Ambiguous Loss, Boundary Ambiguity, and English Learning: How Immigrants' Functionality is Impacted by Language Proficiency
Due to conflicts in different parts of the world or the prospect of a better life, there are tremendous numbers of immigrants around the world. This study investigated the effect of language learning by immigrants on the level of boundary ambiguity they experience as a result of being separated from extended family. Through the lens of acculturation theory (Schumann, 1976), the study examined if learning a new language helps the immigrant to function within culture of the host country. In addition, the study relied on the Contextual Model of Family Stress to ascertain if individual, family, or community resources help an immigrant tolerate boundary ambiguity (Boss, Bryant, & Mancini, 2017). Two research questions drove the study: 1) How does learning English impact levels of boundary ambiguity among Iraqi and Syrian immigrants residing in the United States? 2) How does gender, age, nationality, number of family members who also immigrated, years residing in the United States, and semesters learning English affect levels of boundary ambiguity?
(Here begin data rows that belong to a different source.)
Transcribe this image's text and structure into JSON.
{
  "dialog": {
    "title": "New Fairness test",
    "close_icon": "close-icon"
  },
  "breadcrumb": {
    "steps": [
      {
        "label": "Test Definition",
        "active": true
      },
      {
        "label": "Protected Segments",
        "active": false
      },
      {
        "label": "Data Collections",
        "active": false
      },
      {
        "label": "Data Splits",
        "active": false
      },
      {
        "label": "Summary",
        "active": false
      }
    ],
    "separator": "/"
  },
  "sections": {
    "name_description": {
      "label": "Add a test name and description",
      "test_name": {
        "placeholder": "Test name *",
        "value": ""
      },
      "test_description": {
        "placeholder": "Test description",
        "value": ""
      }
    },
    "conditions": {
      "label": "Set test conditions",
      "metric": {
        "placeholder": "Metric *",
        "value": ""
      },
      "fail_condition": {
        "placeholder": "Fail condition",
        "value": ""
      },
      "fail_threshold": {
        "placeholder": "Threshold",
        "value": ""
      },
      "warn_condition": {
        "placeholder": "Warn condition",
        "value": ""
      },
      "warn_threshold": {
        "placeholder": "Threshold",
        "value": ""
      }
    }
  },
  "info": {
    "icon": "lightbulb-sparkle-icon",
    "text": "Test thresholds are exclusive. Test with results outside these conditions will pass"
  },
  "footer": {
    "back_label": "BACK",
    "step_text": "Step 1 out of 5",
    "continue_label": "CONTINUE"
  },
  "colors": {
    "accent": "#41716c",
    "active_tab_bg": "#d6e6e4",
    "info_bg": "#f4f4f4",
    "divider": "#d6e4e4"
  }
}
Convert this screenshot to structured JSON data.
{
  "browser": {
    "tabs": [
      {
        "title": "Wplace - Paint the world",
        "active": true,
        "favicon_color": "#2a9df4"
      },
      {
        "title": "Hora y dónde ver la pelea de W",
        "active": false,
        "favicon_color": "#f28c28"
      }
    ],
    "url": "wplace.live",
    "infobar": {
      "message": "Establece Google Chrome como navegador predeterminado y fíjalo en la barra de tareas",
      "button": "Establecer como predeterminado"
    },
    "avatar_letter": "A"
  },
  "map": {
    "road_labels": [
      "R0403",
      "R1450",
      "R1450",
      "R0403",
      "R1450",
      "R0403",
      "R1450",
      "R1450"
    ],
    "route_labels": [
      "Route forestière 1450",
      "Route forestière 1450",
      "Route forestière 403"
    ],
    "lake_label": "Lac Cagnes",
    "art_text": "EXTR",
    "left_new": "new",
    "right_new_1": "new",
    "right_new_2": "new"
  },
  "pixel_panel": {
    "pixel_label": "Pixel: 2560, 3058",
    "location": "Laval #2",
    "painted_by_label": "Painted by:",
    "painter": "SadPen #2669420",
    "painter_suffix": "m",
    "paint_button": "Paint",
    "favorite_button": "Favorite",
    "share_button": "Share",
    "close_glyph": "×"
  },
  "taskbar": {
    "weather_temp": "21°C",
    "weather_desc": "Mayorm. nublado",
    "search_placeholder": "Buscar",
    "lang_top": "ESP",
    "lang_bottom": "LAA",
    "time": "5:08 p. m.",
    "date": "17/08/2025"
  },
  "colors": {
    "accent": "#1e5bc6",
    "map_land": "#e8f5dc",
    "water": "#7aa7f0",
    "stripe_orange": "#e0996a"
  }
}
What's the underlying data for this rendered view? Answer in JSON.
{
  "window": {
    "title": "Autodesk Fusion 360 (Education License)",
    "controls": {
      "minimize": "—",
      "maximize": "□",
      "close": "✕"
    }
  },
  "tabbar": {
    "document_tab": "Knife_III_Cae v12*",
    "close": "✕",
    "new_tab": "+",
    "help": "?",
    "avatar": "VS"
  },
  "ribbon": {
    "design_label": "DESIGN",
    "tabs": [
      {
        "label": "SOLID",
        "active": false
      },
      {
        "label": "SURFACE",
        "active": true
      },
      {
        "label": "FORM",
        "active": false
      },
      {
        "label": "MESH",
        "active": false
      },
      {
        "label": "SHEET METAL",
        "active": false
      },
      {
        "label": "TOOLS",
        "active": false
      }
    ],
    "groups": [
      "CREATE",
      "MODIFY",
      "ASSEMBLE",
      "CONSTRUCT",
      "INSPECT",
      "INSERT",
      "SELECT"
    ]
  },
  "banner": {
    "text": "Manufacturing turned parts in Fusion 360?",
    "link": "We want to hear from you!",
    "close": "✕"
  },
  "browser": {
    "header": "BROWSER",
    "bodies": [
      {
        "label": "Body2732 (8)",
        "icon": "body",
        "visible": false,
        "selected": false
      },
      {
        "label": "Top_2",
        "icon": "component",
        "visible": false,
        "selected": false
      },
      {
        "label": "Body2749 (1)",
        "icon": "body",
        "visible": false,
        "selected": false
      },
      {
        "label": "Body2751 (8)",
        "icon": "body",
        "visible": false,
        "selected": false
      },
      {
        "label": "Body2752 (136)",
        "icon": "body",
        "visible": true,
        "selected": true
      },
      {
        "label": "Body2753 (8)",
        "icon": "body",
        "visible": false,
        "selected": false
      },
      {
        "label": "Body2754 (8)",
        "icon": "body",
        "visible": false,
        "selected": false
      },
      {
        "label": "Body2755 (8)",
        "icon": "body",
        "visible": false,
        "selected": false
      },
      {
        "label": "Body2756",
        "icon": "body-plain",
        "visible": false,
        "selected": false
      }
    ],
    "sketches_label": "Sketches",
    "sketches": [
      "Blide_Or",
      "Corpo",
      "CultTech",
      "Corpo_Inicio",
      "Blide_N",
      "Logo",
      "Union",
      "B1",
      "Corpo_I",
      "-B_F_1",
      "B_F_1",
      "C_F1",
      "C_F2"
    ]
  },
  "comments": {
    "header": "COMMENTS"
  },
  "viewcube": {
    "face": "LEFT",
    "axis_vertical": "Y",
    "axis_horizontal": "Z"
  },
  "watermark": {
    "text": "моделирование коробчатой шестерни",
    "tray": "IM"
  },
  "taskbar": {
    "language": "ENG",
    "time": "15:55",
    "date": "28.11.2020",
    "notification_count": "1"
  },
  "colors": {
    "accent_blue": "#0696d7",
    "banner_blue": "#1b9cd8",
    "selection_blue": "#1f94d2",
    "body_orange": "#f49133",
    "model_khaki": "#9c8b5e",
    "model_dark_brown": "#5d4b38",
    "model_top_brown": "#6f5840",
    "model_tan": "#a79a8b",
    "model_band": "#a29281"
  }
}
The study found that levels English proficiency, nationality, and number of family members who also immigrated significantly impacted the level of boundary ambiguity.